_Task description_:
Set down every record exactly as it appears.
--- Dataset ---
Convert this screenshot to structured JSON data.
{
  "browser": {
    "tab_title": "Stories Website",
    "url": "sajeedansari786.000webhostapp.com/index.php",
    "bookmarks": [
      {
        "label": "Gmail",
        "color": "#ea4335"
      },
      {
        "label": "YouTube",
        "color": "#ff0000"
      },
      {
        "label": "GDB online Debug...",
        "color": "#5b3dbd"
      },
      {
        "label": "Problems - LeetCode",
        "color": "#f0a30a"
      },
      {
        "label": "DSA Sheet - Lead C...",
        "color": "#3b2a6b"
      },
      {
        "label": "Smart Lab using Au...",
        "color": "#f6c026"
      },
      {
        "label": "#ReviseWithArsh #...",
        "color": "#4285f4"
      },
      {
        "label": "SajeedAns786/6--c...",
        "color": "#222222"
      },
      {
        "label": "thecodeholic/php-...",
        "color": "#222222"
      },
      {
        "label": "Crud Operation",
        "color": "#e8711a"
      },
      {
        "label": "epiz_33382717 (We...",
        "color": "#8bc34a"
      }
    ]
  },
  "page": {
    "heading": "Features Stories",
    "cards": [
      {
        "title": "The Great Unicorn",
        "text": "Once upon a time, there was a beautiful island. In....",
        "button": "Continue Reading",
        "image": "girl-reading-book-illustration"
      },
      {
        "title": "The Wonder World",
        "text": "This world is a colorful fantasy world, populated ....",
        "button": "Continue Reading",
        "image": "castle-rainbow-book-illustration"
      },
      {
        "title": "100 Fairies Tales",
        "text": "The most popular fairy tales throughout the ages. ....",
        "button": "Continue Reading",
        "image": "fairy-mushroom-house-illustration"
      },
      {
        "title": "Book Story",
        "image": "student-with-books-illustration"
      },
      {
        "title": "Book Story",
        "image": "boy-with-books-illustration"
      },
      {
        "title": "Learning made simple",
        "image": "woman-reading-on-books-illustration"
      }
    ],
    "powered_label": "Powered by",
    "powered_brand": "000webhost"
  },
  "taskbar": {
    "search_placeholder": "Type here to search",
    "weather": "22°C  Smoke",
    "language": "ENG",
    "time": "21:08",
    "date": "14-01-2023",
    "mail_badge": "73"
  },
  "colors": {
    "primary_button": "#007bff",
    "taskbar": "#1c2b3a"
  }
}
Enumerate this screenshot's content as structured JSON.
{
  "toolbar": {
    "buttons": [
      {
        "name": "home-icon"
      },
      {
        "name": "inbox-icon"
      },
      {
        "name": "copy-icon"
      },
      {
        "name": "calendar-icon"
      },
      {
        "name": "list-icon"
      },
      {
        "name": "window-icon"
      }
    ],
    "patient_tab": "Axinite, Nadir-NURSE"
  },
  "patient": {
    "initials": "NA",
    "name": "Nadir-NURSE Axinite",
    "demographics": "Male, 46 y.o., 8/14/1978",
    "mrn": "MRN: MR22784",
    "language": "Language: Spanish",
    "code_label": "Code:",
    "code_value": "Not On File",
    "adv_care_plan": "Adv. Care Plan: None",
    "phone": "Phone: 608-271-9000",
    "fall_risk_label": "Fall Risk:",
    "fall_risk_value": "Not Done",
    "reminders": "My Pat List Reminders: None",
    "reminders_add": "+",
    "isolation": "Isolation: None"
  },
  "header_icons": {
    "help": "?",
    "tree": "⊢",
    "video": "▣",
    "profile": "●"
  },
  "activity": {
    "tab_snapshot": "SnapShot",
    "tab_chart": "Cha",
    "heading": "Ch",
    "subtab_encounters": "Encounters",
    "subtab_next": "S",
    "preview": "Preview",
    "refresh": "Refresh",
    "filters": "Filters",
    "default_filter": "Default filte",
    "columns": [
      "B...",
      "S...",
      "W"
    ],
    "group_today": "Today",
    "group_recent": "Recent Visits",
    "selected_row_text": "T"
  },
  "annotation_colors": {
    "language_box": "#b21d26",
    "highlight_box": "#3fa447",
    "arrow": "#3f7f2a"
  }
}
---
_Reply to the task_:
Convert this screenshot to structured JSON data.
{
  "browser": {
    "tab_title": "Stories Website",
    "url": "sajeedansari786.000webhostapp.com/index.php",
    "bookmarks": [
      {
        "label": "Gmail",
        "color": "#ea4335"
      },
      {
        "label": "YouTube",
        "color": "#ff0000"
      },
      {
        "label": "GDB online Debug...",
        "color": "#5b3dbd"
      },
      {
        "label": "Problems - LeetCode",
        "color": "#f0a30a"
      },
      {
        "label": "DSA Sheet - Lead C...",
        "color": "#3b2a6b"
      },
      {
        "label": "Smart Lab using Au...",
        "color": "#f6c026"
      },
      {
        "label": "#ReviseWithArsh #...",
        "color": "#4285f4"
      },
      {
        "label": "SajeedAns786/6--c...",
        "color": "#222222"
      },
      {
        "label": "thecodeholic/php-...",
        "color": "#222222"
      },
      {
        "label": "Crud Operation",
        "color": "#e8711a"
      },
      {
        "label": "epiz_33382717 (We...",
        "color": "#8bc34a"
      }
    ]
  },
  "page": {
    "heading": "Features Stories",
    "cards": [
      {
        "title": "The Great Unicorn",
        "text": "Once upon a time, there was a beautiful island. In....",
        "button": "Continue Reading",
        "image": "girl-reading-book-illustration"
      },
      {
        "title": "The Wonder World",
        "text": "This world is a colorful fantasy world, populated ....",
        "button": "Continue Reading",
        "image": "castle-rainbow-book-illustration"
      },
      {
        "title": "100 Fairies Tales",
        "text": "The most popular fairy tales throughout the ages. ....",
        "button": "Continue Reading",
        "image": "fairy-mushroom-house-illustration"
      },
      {
        "title": "Book Story",
        "image": "student-with-books-illustration"
      },
      {
        "title": "Book Story",
        "image": "boy-with-books-illustration"
      },
      {
        "title": "Learning made simple",
        "image": "woman-reading-on-books-illustration"
      }
    ],
    "powered_label": "Powered by",
    "powered_brand": "000webhost"
  },
  "taskbar": {
    "search_placeholder": "Type here to search",
    "weather": "22°C  Smoke",
    "language": "ENG",
    "time": "21:08",
    "date": "14-01-2023",
    "mail_badge": "73"
  },
  "colors": {
    "primary_button": "#007bff",
    "taskbar": "#1c2b3a"
  }
}
Enumerate this screenshot's content as structured JSON.
{
  "toolbar": {
    "buttons": [
      {
        "name": "home-icon"
      },
      {
        "name": "inbox-icon"
      },
      {
        "name": "copy-icon"
      },
      {
        "name": "calendar-icon"
      },
      {
        "name": "list-icon"
      },
      {
        "name": "window-icon"
      }
    ],
    "patient_tab": "Axinite, Nadir-NURSE"
  },
  "patient": {
    "initials": "NA",
    "name": "Nadir-NURSE Axinite",
    "demographics": "Male, 46 y.o., 8/14/1978",
    "mrn": "MRN: MR22784",
    "language": "Language: Spanish",
    "code_label": "Code:",
    "code_value": "Not On File",
    "adv_care_plan": "Adv. Care Plan: None",
    "phone": "Phone: 608-271-9000",
    "fall_risk_label": "Fall Risk:",
    "fall_risk_value": "Not Done",
    "reminders": "My Pat List Reminders: None",
    "reminders_add": "+",
    "isolation": "Isolation: None"
  },
  "header_icons": {
    "help": "?",
    "tree": "⊢",
    "video": "▣",
    "profile": "●"
  },
  "activity": {
    "tab_snapshot": "SnapShot",
    "tab_chart": "Cha",
    "heading": "Ch",
    "subtab_encounters": "Encounters",
    "subtab_next": "S",
    "preview": "Preview",
    "refresh": "Refresh",
    "filters": "Filters",
    "default_filter": "Default filte",
    "columns": [
      "B...",
      "S...",
      "W"
    ],
    "group_today": "Today",
    "group_recent": "Recent Visits",
    "selected_row_text": "T"
  },
  "annotation_colors": {
    "language_box": "#b21d26",
    "highlight_box": "#3fa447",
    "arrow": "#3f7f2a"
  }
}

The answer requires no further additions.